I conducted a survey of ten peers, who work in the field of student services in higher education, on their use of social media. The results were as suspected in regards to the infrequent use of social media in a work related setting compared to the higher personal usage, however, there does appear to be an understanding of the importance of social media platforms. Referring to the survey results, Facebook, Instagram, and YouTube seemed to be the most used for personal reasons, although, for work reasons, only Facebook and LinkedIn show weekly use. The other social media applications like Twitter, Google+, Instagram, wikis, and social bookmarking are barely utilized if at all. The most common reasons for using social media appeared to be tied to personal reasons like staying in touch with family and friends, and checking the news, but six people did indicate using social media to network with professionals. An interesting fact from the survey results is seven out of ten considered social media as “very important” to “somewhat important” in their work and professional lives, yet they appear to hardly use any of the applications. This goes to show that although my peers view social media technology as an important tool for the job, they still highly underutilize them. One could conclude it is based on a lack of training, too outside their comfort zones of normal platforms like email, or just not fully aware of the capabilities and potential that social media applications could present in student interaction.

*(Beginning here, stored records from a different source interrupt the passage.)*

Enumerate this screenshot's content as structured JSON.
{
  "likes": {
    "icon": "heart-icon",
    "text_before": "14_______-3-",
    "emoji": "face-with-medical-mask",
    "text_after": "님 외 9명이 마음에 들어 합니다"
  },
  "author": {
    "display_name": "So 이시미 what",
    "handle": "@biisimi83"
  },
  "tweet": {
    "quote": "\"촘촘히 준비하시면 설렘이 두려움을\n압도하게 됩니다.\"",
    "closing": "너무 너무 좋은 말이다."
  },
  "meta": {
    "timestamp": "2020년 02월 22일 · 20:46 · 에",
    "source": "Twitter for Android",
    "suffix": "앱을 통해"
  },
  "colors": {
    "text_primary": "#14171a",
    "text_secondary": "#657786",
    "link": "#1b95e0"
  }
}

College staff and faculty need to utilize social networking sites, “where students already are” and comfortable with the environment, which will enable them to open new avenues of communication (Roblyer, 2010). According to a survey and report by the Career Advisory Board in conjunction with the National Association of Colleges and Employers (2013), the use of social media technology by college career centers have increased by over ninety percent but yet a majority of career services professionals feel they do not have the knowledge to use these platforms effectively, as only twenty-five percent receive university-sponsored training. Facebook, LinkedIn, and YouTube are the most popular platforms to post information; however, the next step will be to create two-way communication from a monologue to develop the relationships with students (Career, 2013). Junco (2010) states that academic advisors and other staff can help students maintain a level of engagement to enhance the student experience and allow a more balanced distribution of communication by exploiting social media tools. He also adds they can post YouTube video introductions of advisors, maintain wikis to explain the advising process, and use Twitter and Facebook to broadcast important information, respond to student questions, and develop a real space-to-digital relationships with students.
In reviewing the results of this small sample size survey, one can gather student services staff and advisors understand the functions of certain social media platforms as they use them in their personal lives, but do not know how to apply those same platforms in the professional setting. It seems that they do need training on employing familiar tools, like Facebook and YouTube, more effectively into their daily work functions, on top of learning the potential uses of Twitter, wikis, and social bookmarking for both improved student communication and professional development.
Presentation Link: http://infogr.am/Survey-Results-on-Social-Media/
Career Advisory Board & National Association of College and Employers (NACE). (May 2013). Career services use of social media technologies. Retrieved from http://careeradvisoryboard.org/research/career-services-use-of-social-media-technologies-may-2013 (Rating: 5)
Ellison, N. B., Steinfield, C., & Lampe, C. (2007). The Benefits of Facebook “friends:” Social capital and college students’ use of online social network sites. Journal of Computer-Mediated Communication, 12(4). (Rating: 4)
R Junco. (2010, September 27). Academic advising, social media, and student engagement. Retrieved from http://blog.reyjunco.com/academic-advising-social-media-and-student-engagement (Rating: 5)
Roblyer, M. D., McDaniel, M., Webb, M., Herman, J., & Witty, J. V. (2010). Findings on Facebook in higher education: A comparison of college faculty and student uses and perceptions of social networking sites. The Internet and Higher Education, 13(3), 134-140. (Rating: 4)